Question about "et land"--in the phrase "overalt i landet" it sounds like it means country in the sense of a rural area. In this sentence, however, "i landet mitt" makes it sound like it means nation, as in "The beaches in Norway". Does "land" have both meanings, or is it common in Norwegian to refer to a rural area as one's own?
"Landet" can mean both, but you'll have prepositions to guide you:
i landet = in the country (= nation)
på landet = in the country(side), in (the) rural areas
Aha, so "overalt i landet" is really something like "across the nation" or "everywhere in the nation". Tusen takk!
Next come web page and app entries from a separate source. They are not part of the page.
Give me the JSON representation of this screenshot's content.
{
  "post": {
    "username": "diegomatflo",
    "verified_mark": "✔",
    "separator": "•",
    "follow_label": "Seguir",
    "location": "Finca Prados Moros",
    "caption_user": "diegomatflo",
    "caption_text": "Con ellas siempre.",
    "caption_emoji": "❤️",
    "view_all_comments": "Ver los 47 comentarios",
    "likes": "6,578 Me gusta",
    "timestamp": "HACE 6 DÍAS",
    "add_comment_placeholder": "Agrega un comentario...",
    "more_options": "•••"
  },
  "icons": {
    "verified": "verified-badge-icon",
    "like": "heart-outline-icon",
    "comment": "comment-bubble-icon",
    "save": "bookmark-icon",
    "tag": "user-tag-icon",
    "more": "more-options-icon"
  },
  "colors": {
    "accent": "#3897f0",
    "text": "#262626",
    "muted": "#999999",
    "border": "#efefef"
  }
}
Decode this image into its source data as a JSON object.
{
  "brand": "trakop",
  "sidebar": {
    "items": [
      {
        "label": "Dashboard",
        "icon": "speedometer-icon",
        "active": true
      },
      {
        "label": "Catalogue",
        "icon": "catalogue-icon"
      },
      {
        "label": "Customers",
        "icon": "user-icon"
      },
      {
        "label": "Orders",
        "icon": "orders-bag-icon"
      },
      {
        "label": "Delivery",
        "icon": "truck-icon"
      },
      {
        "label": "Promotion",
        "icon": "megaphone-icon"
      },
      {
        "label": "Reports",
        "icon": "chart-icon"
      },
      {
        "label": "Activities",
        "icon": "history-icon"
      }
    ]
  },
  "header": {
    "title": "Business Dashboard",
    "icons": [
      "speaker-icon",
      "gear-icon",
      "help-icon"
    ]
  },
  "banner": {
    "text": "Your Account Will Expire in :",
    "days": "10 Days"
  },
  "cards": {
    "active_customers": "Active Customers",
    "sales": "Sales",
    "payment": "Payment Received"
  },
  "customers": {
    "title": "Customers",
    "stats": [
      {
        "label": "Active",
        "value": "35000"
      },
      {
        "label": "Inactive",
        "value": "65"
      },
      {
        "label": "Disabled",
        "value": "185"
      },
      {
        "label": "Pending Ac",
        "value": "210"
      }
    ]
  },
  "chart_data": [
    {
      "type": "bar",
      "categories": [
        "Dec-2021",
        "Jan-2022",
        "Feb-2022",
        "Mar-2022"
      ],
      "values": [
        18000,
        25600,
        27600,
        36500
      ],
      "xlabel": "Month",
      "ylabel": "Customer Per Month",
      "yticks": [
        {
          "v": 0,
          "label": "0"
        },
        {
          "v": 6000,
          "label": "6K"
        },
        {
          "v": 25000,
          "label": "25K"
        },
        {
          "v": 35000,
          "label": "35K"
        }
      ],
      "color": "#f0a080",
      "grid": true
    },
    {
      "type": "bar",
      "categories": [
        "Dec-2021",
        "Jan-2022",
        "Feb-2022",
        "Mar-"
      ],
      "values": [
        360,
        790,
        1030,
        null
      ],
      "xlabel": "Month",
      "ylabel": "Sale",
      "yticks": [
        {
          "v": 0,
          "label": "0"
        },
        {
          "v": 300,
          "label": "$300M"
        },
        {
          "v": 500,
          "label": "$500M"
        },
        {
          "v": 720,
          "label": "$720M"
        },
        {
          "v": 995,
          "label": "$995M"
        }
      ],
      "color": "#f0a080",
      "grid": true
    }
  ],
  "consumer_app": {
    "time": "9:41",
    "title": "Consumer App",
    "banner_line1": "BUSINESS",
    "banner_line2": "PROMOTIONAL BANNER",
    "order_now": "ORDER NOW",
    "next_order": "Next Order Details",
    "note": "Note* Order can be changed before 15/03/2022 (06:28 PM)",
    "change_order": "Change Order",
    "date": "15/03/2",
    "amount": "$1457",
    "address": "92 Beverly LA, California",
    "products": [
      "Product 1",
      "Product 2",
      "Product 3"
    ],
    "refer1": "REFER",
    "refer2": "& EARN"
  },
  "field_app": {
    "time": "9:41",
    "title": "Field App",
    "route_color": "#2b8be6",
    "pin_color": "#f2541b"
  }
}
Here we go again... is "StrEndene" only used for the beacheS... because I keep seeing "StrAnden" for the beach... and I have BEEN trying to figure out the rule on when it's A and when it's E... this is just a guess.